B: What’s the biggest thing here, up front, that tells you this place is a good match.
V: The biggest thing was actually just sitting down with Michael, the owner. Him and I—it was one of those scenarios that reminded me of when I met Scott[Coudriet] from Lloyd. What was supposed to be a formal interview that was only supposed to last a short period of time, turned into an hour and a half conversation that was just completely random and all over the place. We were just two nerds talking about shit that we’re really into. We have much in common and we see a lot of things the same way . When you connect with someone on that friend level, suddenly it’s like, within twenty minutes, I’m not talking to somebody who’s the owner of a restaurant company that I’m trying to get a job with—I’m having coffee with a really cool dude and just getting along. What he sees for his company and what I want out of it is identical. Here’s the thing—I don’t want to job hop. I want this to be my last first date.
B: How would you describe your food?

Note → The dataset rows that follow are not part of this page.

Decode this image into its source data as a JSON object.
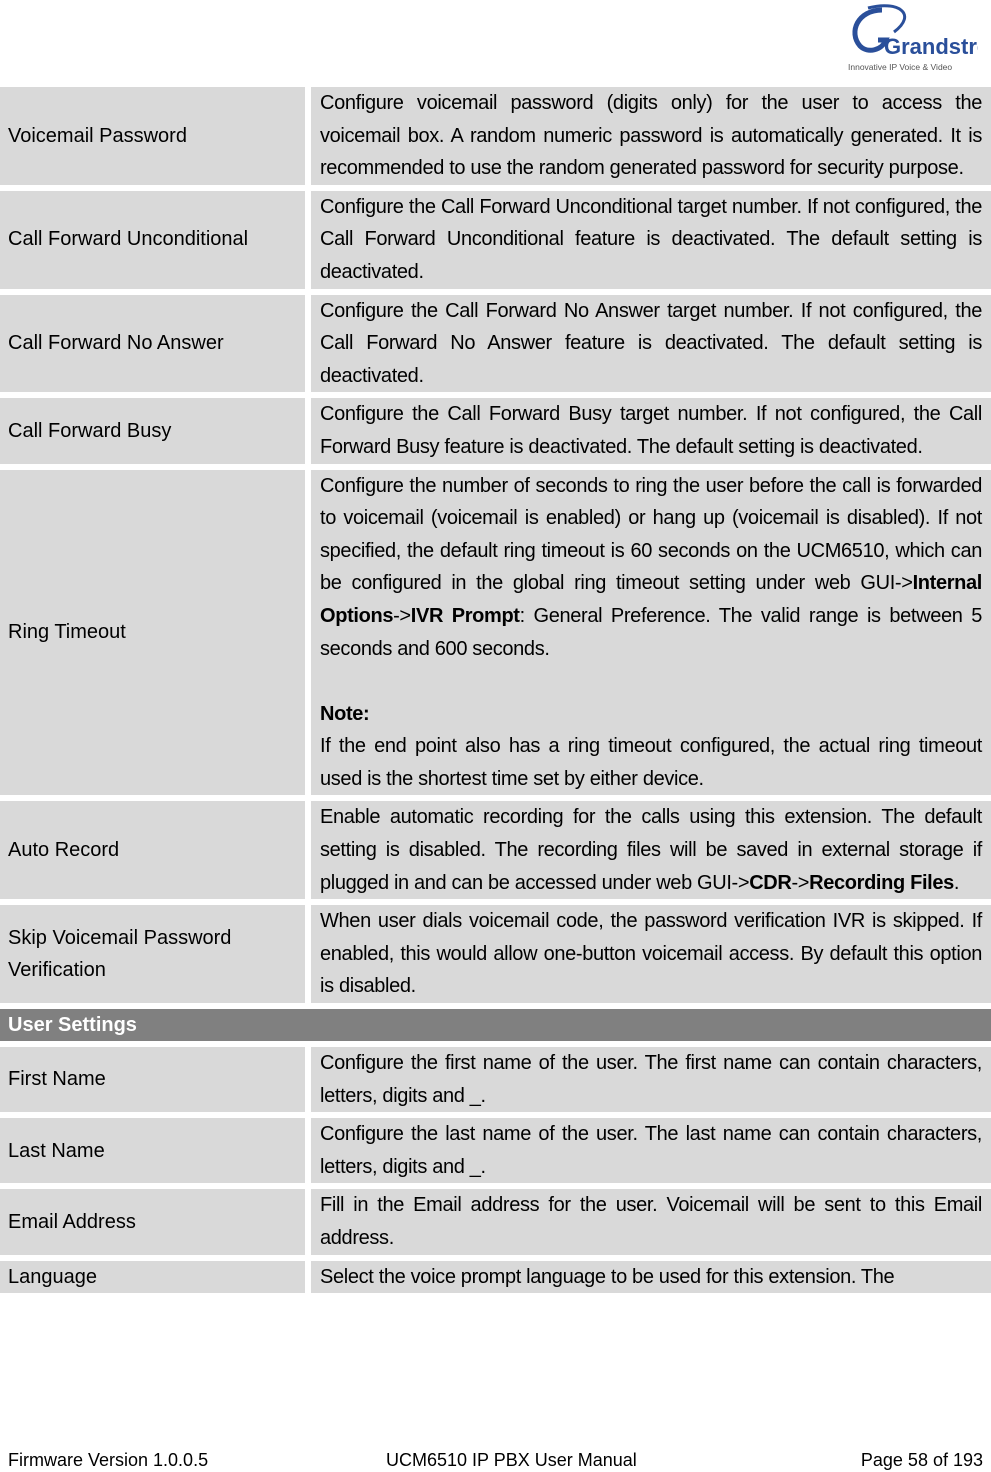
{
  "header": {
    "logo": {
      "brand": "Grandstream",
      "tagline": "Innovative IP Voice & Video",
      "icon": "grandstream-logo-icon"
    }
  },
  "rows": [
    {
      "name": "Voicemail Password",
      "desc": [
        {
          "t": "Configure voicemail password (digits only) for the user to access the voicemail box. A random numeric password is automatically generated. It is recommended to use the random generated password for security purpose.",
          "b": false
        }
      ]
    },
    {
      "name": "Call Forward Unconditional",
      "desc": [
        {
          "t": "Configure the Call Forward Unconditional target number. If not configured, the Call Forward Unconditional feature is deactivated. The default setting is deactivated.",
          "b": false
        }
      ]
    },
    {
      "name": "Call Forward No Answer",
      "desc": [
        {
          "t": "Configure the Call Forward No Answer target number. If not configured, the Call Forward No Answer feature is deactivated. The default setting is deactivated.",
          "b": false
        }
      ]
    },
    {
      "name": "Call Forward Busy",
      "desc": [
        {
          "t": "Configure the Call Forward Busy target number. If not configured, the Call Forward Busy feature is deactivated. The default setting is deactivated.",
          "b": false
        }
      ]
    },
    {
      "name": "Ring Timeout",
      "desc": [
        {
          "t": "Configure the number of seconds to ring the user before the call is forwarded to voicemail (voicemail is enabled) or hang up (voicemail is disabled). If not specified, the default ring timeout is 60 seconds on the UCM6510, which can be configured in the global ring timeout setting under web GUI->",
          "b": false
        },
        {
          "t": "Internal Options",
          "b": true
        },
        {
          "t": "->",
          "b": false
        },
        {
          "t": "IVR Prompt",
          "b": true
        },
        {
          "t": ": General Preference. The valid range is between 5 seconds and 600 seconds.",
          "b": false
        }
      ],
      "note_label": "Note:",
      "note": "If the end point also has a ring timeout configured, the actual ring timeout used is the shortest time set by either device."
    },
    {
      "name": "Auto Record",
      "desc": [
        {
          "t": "Enable automatic recording for the calls using this extension. The default setting is disabled. The recording files will be saved in external storage if plugged in and can be accessed under web GUI->",
          "b": false
        },
        {
          "t": "CDR",
          "b": true
        },
        {
          "t": "->",
          "b": false
        },
        {
          "t": "Recording Files",
          "b": true
        },
        {
          "t": ".",
          "b": false
        }
      ]
    },
    {
      "name": "Skip Voicemail Password Verification",
      "desc": [
        {
          "t": "When user dials voicemail code, the password verification IVR is skipped. If enabled, this would allow one-button voicemail access. By default this option is disabled.",
          "b": false
        }
      ]
    }
  ],
  "section": {
    "title": "User Settings",
    "color": "#808080"
  },
  "user_rows": [
    {
      "name": "First Name",
      "desc": [
        {
          "t": "Configure the first name of the user. The first name can contain characters, letters, digits and _.",
          "b": false
        }
      ]
    },
    {
      "name": "Last Name",
      "desc": [
        {
          "t": "Configure the last name of the user. The last name can contain characters, letters, digits and _.",
          "b": false
        }
      ]
    },
    {
      "name": "Email Address",
      "desc": [
        {
          "t": "Fill in the Email address for the user. Voicemail will be sent to this Email address.",
          "b": false
        }
      ]
    },
    {
      "name": "Language",
      "desc": [
        {
          "t": "Select the voice prompt language to be used for this extension. The",
          "b": false
        }
      ]
    }
  ],
  "colors": {
    "cell_bg": "#d9d9d9",
    "section_bg": "#808080",
    "section_text": "#ffffff"
  },
  "footer": {
    "firmware": "Firmware Version 1.0.0.5",
    "manual": "UCM6510 IP PBX User Manual",
    "page": "Page 58 of 193"
  }
}
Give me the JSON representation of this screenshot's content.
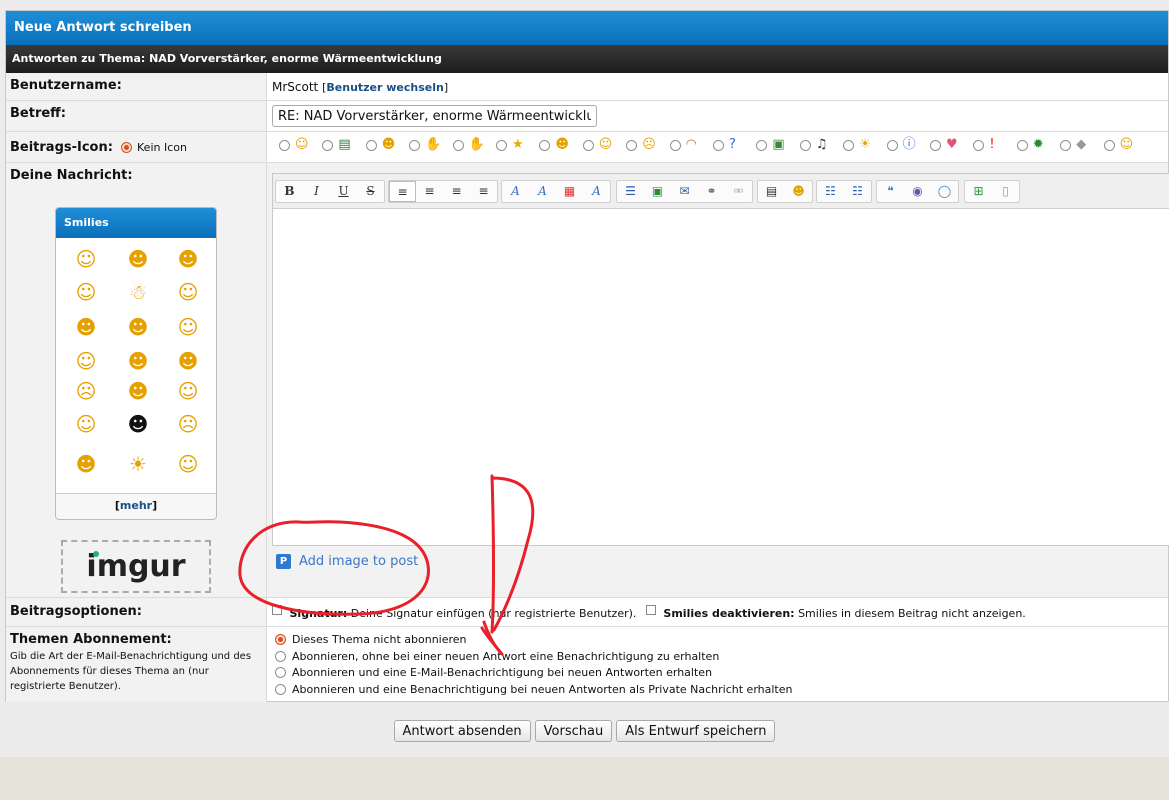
{
  "header": {
    "title": "Neue Antwort schreiben",
    "subtitle": "Antworten zu Thema: NAD Vorverstärker, enorme Wärmeentwicklung"
  },
  "username": {
    "label": "Benutzername:",
    "value": "MrScott",
    "switch_link": "Benutzer wechseln"
  },
  "subject": {
    "label": "Betreff:",
    "value": "RE: NAD Vorverstärker, enorme Wärmeentwicklung"
  },
  "post_icon": {
    "label": "Beitrags-Icon:",
    "none_label": "Kein Icon",
    "icons": [
      "smile-icon",
      "film-icon",
      "wink-icon",
      "hand-icon",
      "thumb-down-icon",
      "star-icon",
      "grin-icon",
      "cool-icon",
      "sad-icon",
      "rainbow-icon",
      "question-icon",
      "picture-icon",
      "music-icon",
      "lightbulb-icon",
      "info-icon",
      "heart-icon",
      "exclamation-icon",
      "bug-icon",
      "cube-icon",
      "laugh-icon"
    ]
  },
  "message": {
    "label": "Deine Nachricht:"
  },
  "smilies": {
    "title": "Smilies",
    "more_open": "[",
    "more_link": "mehr",
    "more_close": "]"
  },
  "imgur": {
    "logo": "imgur",
    "add_image": "Add image to post"
  },
  "options": {
    "label": "Beitragsoptionen:",
    "signature_bold": "Signatur:",
    "signature_text": "Deine Signatur einfügen (nur registrierte Benutzer).",
    "smilies_bold": "Smilies deaktivieren:",
    "smilies_text": "Smilies in diesem Beitrag nicht anzeigen."
  },
  "subscription": {
    "label": "Themen Abonnement:",
    "desc": "Gib die Art der E-Mail-Benachrichtigung und des Abonnements für dieses Thema an (nur registrierte Benutzer).",
    "choices": [
      "Dieses Thema nicht abonnieren",
      "Abonnieren, ohne bei einer neuen Antwort eine Benachrichtigung zu erhalten",
      "Abonnieren und eine E-Mail-Benachrichtigung bei neuen Antworten erhalten",
      "Abonnieren und eine Benachrichtigung bei neuen Antworten als Private Nachricht erhalten"
    ]
  },
  "buttons": {
    "submit": "Antwort absenden",
    "preview": "Vorschau",
    "draft": "Als Entwurf speichern"
  },
  "colors": {
    "header_blue": "#0b6fb9",
    "annotation_red": "#e8202a"
  }
}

V: A lot of it is mood oriented. Sometimes my food is glutonous, completely absurd, and gregarious. Sometimes, it’s simple and clean. Sometimes it’s just really silly and goofy. I take food very seriously and I don’t take food seriously. Food should be fun. It should be enjoyable. You know when you’re really hungover and you go to your favorite pho spot and your face doesn’t lift out of the bowl until it’s empty—that’s what food should be to everybody. That! I cook to feed people. When I was younger, I cooked for my ego. Now, I try to act like a little Italian grandmother who loves to stuff people with food all day.
B: Can you name a dish that speaks to that mentality?
V: The choucrute definitely, because that’s just wholesome, country cooking.
B: Perfect for winter.
V: I was walking here this morning and I was like, goddamn, I just want a bowl of it right now. I have it at home. I have a bag of it [the sauerkraut] and a pack of beef hot dogs from Kensington Quarters. I’ll probably go home and steam the hot dogs in the ‘crute, throw it on a bun with some mustard and I’ll eat that. My last day at Kensington Quarters, I did staff meal and I did hot dogs with choucrute. I got some kraut, I braised it down with beer and wine and bacon. Steamed hot dogs in it and made potatoes, and just set everybody up with choucrute dogs and the kitchen was stoked.